## PROVIDED RECORDS
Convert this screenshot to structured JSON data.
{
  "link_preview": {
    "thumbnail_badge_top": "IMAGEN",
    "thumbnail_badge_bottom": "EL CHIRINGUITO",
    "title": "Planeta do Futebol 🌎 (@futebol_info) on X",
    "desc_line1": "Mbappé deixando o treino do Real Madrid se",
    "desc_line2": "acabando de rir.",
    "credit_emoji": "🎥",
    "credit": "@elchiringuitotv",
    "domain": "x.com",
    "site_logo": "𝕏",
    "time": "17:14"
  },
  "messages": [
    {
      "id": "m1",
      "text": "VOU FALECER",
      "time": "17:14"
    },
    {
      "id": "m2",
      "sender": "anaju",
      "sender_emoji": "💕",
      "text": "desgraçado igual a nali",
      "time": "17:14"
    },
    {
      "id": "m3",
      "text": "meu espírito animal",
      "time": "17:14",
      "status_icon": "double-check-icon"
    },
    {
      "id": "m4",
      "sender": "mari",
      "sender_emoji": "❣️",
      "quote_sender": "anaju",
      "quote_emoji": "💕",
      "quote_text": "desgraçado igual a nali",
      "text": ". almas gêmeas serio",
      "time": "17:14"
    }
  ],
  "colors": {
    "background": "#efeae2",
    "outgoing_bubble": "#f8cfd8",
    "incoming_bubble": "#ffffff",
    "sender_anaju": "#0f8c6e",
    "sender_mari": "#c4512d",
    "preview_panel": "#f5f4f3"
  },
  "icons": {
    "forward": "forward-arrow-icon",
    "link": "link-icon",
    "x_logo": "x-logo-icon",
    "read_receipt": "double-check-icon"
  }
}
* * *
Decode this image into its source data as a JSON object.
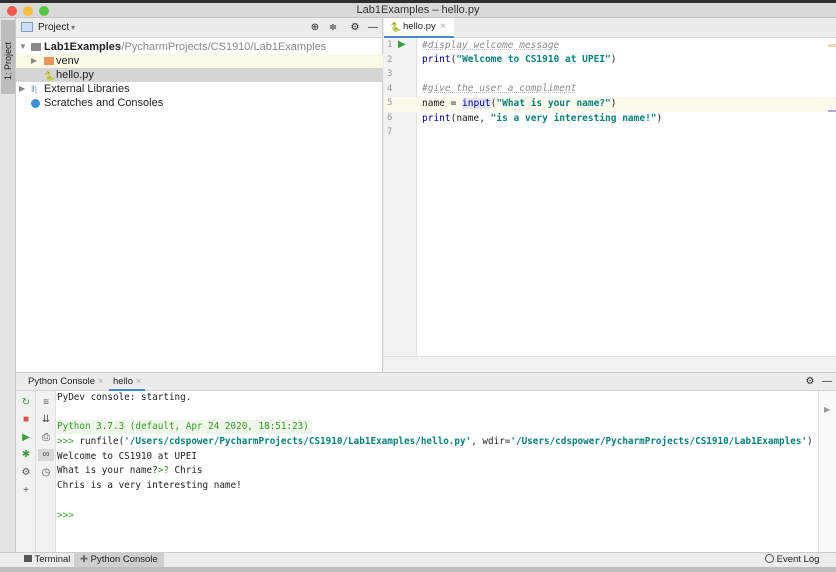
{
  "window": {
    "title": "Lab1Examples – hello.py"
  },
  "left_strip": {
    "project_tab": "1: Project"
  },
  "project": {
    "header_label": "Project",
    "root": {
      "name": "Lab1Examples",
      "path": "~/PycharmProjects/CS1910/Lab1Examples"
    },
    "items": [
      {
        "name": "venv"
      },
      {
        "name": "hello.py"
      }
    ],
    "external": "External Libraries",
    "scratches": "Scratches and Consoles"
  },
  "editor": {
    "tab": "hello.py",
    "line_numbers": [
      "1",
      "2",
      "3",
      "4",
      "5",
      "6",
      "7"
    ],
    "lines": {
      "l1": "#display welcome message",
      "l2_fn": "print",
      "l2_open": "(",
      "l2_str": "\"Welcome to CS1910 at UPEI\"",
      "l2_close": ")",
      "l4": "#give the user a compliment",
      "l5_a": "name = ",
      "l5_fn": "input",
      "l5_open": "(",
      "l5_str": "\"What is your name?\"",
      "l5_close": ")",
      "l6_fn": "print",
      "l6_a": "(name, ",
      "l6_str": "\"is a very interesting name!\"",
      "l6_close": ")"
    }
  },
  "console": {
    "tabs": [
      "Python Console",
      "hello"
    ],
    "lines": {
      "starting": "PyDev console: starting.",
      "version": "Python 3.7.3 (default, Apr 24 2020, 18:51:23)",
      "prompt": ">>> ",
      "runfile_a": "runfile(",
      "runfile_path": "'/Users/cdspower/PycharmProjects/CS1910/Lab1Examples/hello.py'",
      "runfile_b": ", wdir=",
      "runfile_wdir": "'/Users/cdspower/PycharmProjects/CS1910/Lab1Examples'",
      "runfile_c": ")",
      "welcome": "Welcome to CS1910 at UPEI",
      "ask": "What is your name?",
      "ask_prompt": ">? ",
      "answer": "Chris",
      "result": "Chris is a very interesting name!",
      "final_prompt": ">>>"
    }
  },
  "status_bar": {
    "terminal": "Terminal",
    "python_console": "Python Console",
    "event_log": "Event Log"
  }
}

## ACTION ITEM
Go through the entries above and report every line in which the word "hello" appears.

## ANSWER TO THE PROBLEM
    "title": "Lab1Examples – hello.py"
        "name": "hello.py"
    "tab": "hello.py",
      "hello"
      "runfile_path": "'/Users/cdspower/PycharmProjects/CS1910/Lab1Examples/hello.py'",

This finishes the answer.